__Directions__
Beginning with the line that contains "What's the underlying", repeat each line exactly through the end of the listing below. Pictures stay out.

__Data for processing__

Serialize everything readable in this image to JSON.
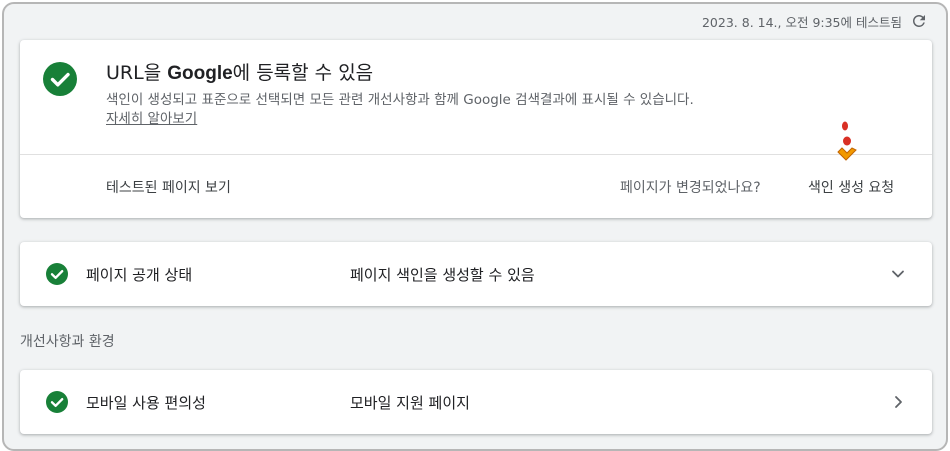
{
  "header": {
    "tested_text": "2023. 8. 14., 오전 9:35에 테스트됨",
    "refresh_icon": "refresh-icon"
  },
  "main_card": {
    "icon": "check-circle-icon",
    "title_prefix": "URL을 ",
    "title_brand": "Google",
    "title_suffix": "에 등록할 수 있음",
    "description": "색인이 생성되고 표준으로 선택되면 모든 관련 개선사항과 함께 Google 검색결과에 표시될 수 있습니다. ",
    "learn_more": "자세히 알아보기",
    "view_tested_page": "테스트된 페이지 보기",
    "page_changed_question": "페이지가 변경되었나요?",
    "request_indexing": "색인 생성 요청"
  },
  "rows": [
    {
      "label": "페이지 공개 상태",
      "value": "페이지 색인을 생성할 수 있음",
      "chevron": "chevron-down-icon"
    },
    {
      "label": "모바일 사용 편의성",
      "value": "모바일 지원 페이지",
      "chevron": "chevron-right-icon"
    }
  ],
  "section_label": "개선사항과 환경",
  "colors": {
    "success_green": "#188038",
    "text_primary": "#202124",
    "text_secondary": "#5f6368",
    "background": "#f1f3f4",
    "cursor_orange": "#f29900",
    "cursor_red": "#d93025"
  }
}
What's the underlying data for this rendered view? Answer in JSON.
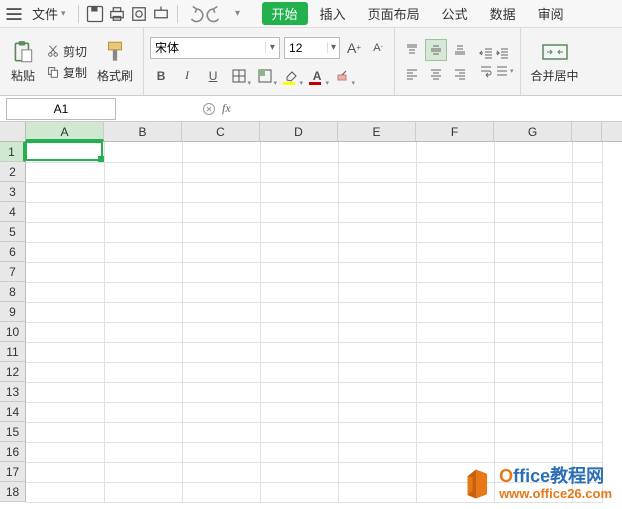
{
  "menubar": {
    "file_label": "文件",
    "tabs": [
      "开始",
      "插入",
      "页面布局",
      "公式",
      "数据",
      "审阅"
    ],
    "active_tab_index": 0
  },
  "clipboard": {
    "paste_label": "粘贴",
    "cut_label": "剪切",
    "copy_label": "复制",
    "format_painter_label": "格式刷"
  },
  "font": {
    "name": "宋体",
    "size": "12",
    "bold": "B",
    "italic": "I",
    "underline": "U",
    "font_color": "#c00000",
    "fill_color": "#ffff00"
  },
  "merge": {
    "label": "合并居中"
  },
  "namebox": {
    "value": "A1"
  },
  "formula": {
    "value": ""
  },
  "grid": {
    "columns": [
      "A",
      "B",
      "C",
      "D",
      "E",
      "F",
      "G"
    ],
    "rows": [
      "1",
      "2",
      "3",
      "4",
      "5",
      "6",
      "7",
      "8",
      "9",
      "10",
      "11",
      "12",
      "13",
      "14",
      "15",
      "16",
      "17",
      "18"
    ],
    "selected_col": 0,
    "selected_row": 0
  },
  "watermark": {
    "title_prefix": "O",
    "title_rest": "ffice教程网",
    "url": "www.office26.com"
  }
}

__Written answer__
What's the underlying data for this rendered view? Answer in JSON.
{
  "menubar": {
    "file_label": "文件",
    "tabs": [
      "开始",
      "插入",
      "页面布局",
      "公式",
      "数据",
      "审阅"
    ],
    "active_tab_index": 0
  },
  "clipboard": {
    "paste_label": "粘贴",
    "cut_label": "剪切",
    "copy_label": "复制",
    "format_painter_label": "格式刷"
  },
  "font": {
    "name": "宋体",
    "size": "12",
    "bold": "B",
    "italic": "I",
    "underline": "U",
    "font_color": "#c00000",
    "fill_color": "#ffff00"
  },
  "merge": {
    "label": "合并居中"
  },
  "namebox": {
    "value": "A1"
  },
  "formula": {
    "value": ""
  },
  "grid": {
    "columns": [
      "A",
      "B",
      "C",
      "D",
      "E",
      "F",
      "G"
    ],
    "rows": [
      "1",
      "2",
      "3",
      "4",
      "5",
      "6",
      "7",
      "8",
      "9",
      "10",
      "11",
      "12",
      "13",
      "14",
      "15",
      "16",
      "17",
      "18"
    ],
    "selected_col": 0,
    "selected_row": 0
  },
  "watermark": {
    "title_prefix": "O",
    "title_rest": "ffice教程网",
    "url": "www.office26.com"
  }
}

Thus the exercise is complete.